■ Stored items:

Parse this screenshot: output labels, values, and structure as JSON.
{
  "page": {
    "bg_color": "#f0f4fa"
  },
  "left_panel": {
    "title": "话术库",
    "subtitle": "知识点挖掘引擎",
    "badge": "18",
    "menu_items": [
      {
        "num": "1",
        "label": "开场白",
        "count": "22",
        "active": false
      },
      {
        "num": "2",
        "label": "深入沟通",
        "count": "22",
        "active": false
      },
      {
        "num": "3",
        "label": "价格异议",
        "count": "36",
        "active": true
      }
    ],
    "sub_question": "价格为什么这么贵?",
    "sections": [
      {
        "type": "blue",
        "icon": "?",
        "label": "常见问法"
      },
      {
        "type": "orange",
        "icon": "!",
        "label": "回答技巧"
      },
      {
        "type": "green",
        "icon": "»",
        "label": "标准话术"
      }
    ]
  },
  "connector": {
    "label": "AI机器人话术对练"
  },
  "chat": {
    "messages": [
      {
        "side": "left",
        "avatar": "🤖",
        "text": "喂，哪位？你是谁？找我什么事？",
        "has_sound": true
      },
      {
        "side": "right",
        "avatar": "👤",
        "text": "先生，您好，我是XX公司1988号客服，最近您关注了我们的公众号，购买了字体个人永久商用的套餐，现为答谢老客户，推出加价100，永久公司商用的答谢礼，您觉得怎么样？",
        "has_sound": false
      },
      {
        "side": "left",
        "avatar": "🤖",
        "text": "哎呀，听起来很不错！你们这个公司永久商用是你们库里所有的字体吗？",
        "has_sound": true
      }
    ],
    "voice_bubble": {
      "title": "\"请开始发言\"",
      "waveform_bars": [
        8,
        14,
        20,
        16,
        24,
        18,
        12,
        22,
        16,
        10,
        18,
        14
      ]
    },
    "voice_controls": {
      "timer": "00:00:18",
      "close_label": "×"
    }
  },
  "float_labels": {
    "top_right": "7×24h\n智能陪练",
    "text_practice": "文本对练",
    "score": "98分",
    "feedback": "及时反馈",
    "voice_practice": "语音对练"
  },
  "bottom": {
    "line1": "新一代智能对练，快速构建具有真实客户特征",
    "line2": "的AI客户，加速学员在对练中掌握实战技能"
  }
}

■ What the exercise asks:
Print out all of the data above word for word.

■ Expected output:
Parse this screenshot: output labels, values, and structure as JSON.
{
  "page": {
    "bg_color": "#f0f4fa"
  },
  "left_panel": {
    "title": "话术库",
    "subtitle": "知识点挖掘引擎",
    "badge": "18",
    "menu_items": [
      {
        "num": "1",
        "label": "开场白",
        "count": "22",
        "active": false
      },
      {
        "num": "2",
        "label": "深入沟通",
        "count": "22",
        "active": false
      },
      {
        "num": "3",
        "label": "价格异议",
        "count": "36",
        "active": true
      }
    ],
    "sub_question": "价格为什么这么贵?",
    "sections": [
      {
        "type": "blue",
        "icon": "?",
        "label": "常见问法"
      },
      {
        "type": "orange",
        "icon": "!",
        "label": "回答技巧"
      },
      {
        "type": "green",
        "icon": "»",
        "label": "标准话术"
      }
    ]
  },
  "connector": {
    "label": "AI机器人话术对练"
  },
  "chat": {
    "messages": [
      {
        "side": "left",
        "avatar": "🤖",
        "text": "喂，哪位？你是谁？找我什么事？",
        "has_sound": true
      },
      {
        "side": "right",
        "avatar": "👤",
        "text": "先生，您好，我是XX公司1988号客服，最近您关注了我们的公众号，购买了字体个人永久商用的套餐，现为答谢老客户，推出加价100，永久公司商用的答谢礼，您觉得怎么样？",
        "has_sound": false
      },
      {
        "side": "left",
        "avatar": "🤖",
        "text": "哎呀，听起来很不错！你们这个公司永久商用是你们库里所有的字体吗？",
        "has_sound": true
      }
    ],
    "voice_bubble": {
      "title": "\"请开始发言\"",
      "waveform_bars": [
        8,
        14,
        20,
        16,
        24,
        18,
        12,
        22,
        16,
        10,
        18,
        14
      ]
    },
    "voice_controls": {
      "timer": "00:00:18",
      "close_label": "×"
    }
  },
  "float_labels": {
    "top_right": "7×24h\n智能陪练",
    "text_practice": "文本对练",
    "score": "98分",
    "feedback": "及时反馈",
    "voice_practice": "语音对练"
  },
  "bottom": {
    "line1": "新一代智能对练，快速构建具有真实客户特征",
    "line2": "的AI客户，加速学员在对练中掌握实战技能"
  }
}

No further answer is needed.